Our program is sponsored by the Korean government (Ministry of Education, Science and Technology) and it is managed by a government organization in charge of training and cultivating international human resources and providing scholarships for exchange students (National Institute for International Education. The government's priority is to maintain quality education for future generations.

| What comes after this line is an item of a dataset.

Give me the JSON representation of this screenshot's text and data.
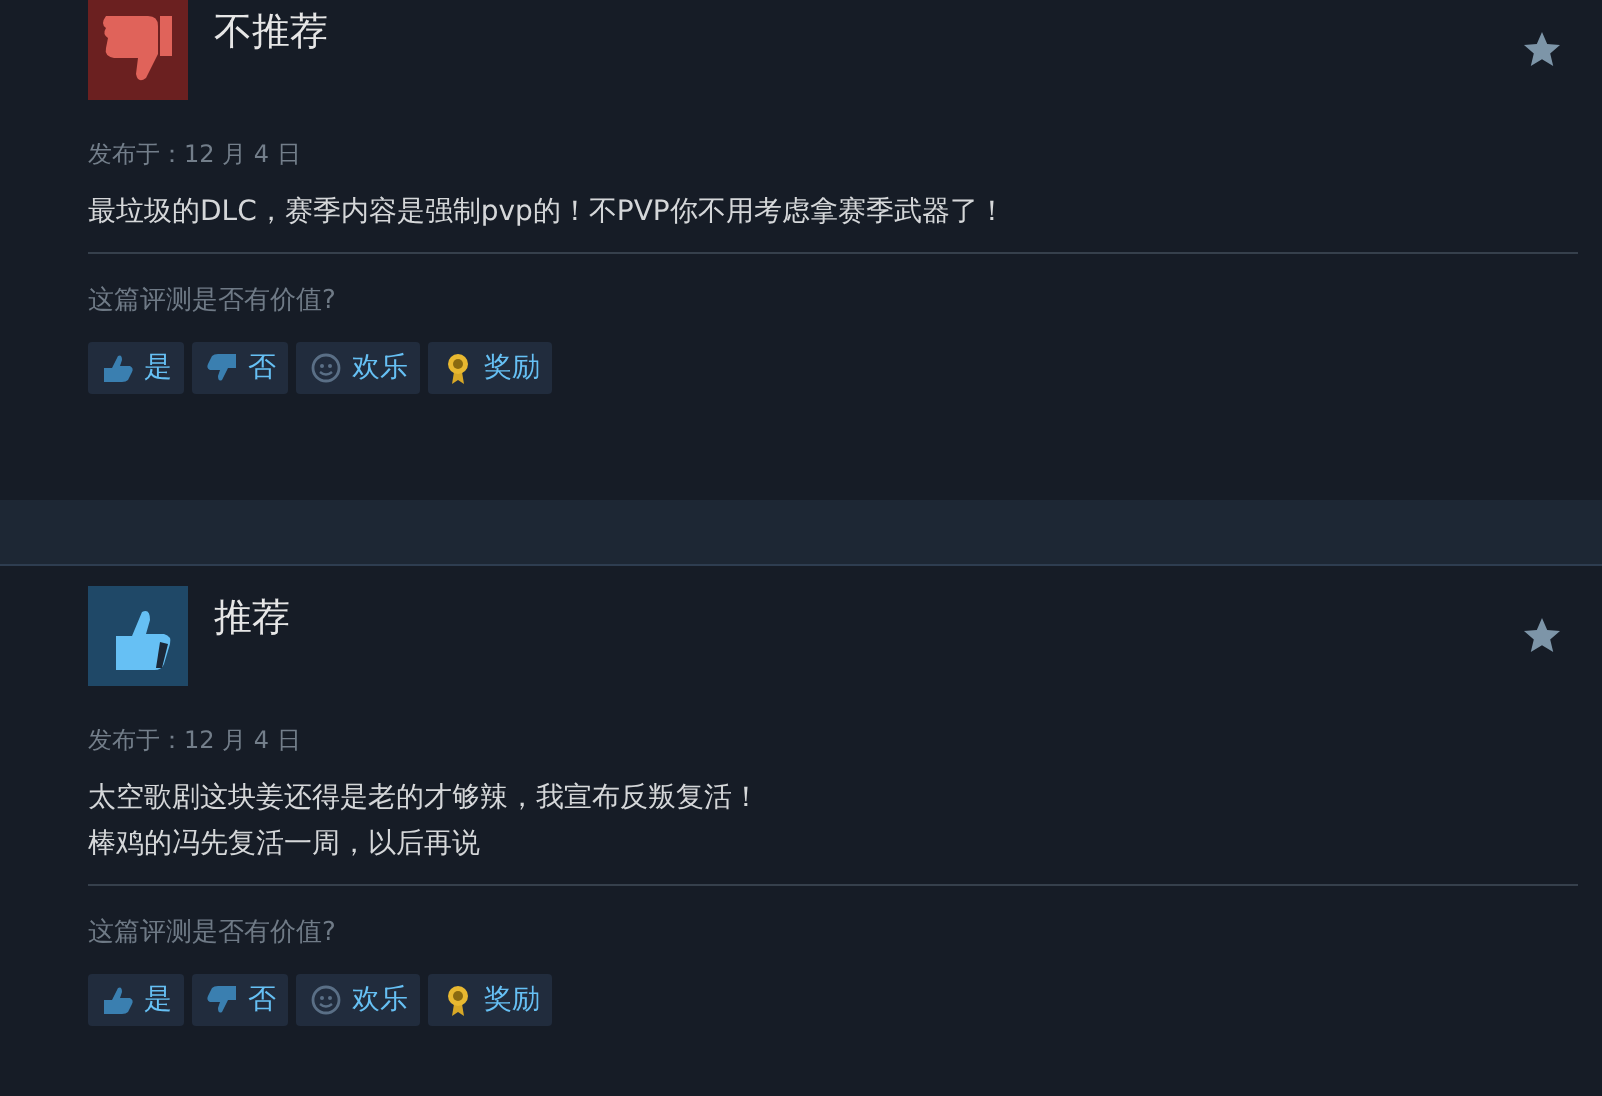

The Korean government understands the value of providing immersion education that is authentic; so while keeping a national curriculum, they support this with a program such as TaLK.

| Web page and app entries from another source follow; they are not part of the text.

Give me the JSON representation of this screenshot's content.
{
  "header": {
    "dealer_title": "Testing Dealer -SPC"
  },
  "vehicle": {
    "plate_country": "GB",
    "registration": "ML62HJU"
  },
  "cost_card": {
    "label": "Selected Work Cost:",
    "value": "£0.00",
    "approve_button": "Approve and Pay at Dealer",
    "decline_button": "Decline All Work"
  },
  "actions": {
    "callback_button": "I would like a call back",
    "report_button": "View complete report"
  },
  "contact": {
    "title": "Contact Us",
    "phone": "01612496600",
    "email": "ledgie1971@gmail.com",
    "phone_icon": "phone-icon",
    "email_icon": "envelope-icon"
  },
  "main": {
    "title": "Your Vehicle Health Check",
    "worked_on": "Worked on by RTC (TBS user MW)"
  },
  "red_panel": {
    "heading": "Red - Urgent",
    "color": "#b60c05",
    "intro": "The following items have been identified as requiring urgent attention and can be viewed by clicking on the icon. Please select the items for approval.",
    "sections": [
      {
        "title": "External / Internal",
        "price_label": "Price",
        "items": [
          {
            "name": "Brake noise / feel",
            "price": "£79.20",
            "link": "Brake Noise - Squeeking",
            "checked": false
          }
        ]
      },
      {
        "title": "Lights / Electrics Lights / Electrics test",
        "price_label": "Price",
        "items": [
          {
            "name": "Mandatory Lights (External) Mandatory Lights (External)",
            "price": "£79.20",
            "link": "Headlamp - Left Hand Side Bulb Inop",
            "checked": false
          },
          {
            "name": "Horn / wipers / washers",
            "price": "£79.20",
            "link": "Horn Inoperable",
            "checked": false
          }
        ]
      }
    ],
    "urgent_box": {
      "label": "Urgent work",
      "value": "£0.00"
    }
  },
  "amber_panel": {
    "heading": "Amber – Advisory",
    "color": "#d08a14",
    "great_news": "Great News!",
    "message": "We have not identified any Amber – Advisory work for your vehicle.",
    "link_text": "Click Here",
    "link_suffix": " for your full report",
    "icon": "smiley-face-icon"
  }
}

Tell us a little about the TaLK program?
How many interns has the TaLK program had?
The TaLK program trains successful program applicants twice a year (once in February, once in August) and generally accepts about 250 new participants every time [500/year]. We have over 1,200 TaLK scholars who have successfully completed their service in Korea and have returned home with a Korean government scholarship certificate.
What growth have you seen in the need for and recruitment of English-speaking volunteers in Korea?
TaLK has become more competitive since 2008 and this is evident in the rising number of applicants that we have every semester (and the high retention rate of our current participants who want to hold on to their positions at their designated elementary schools).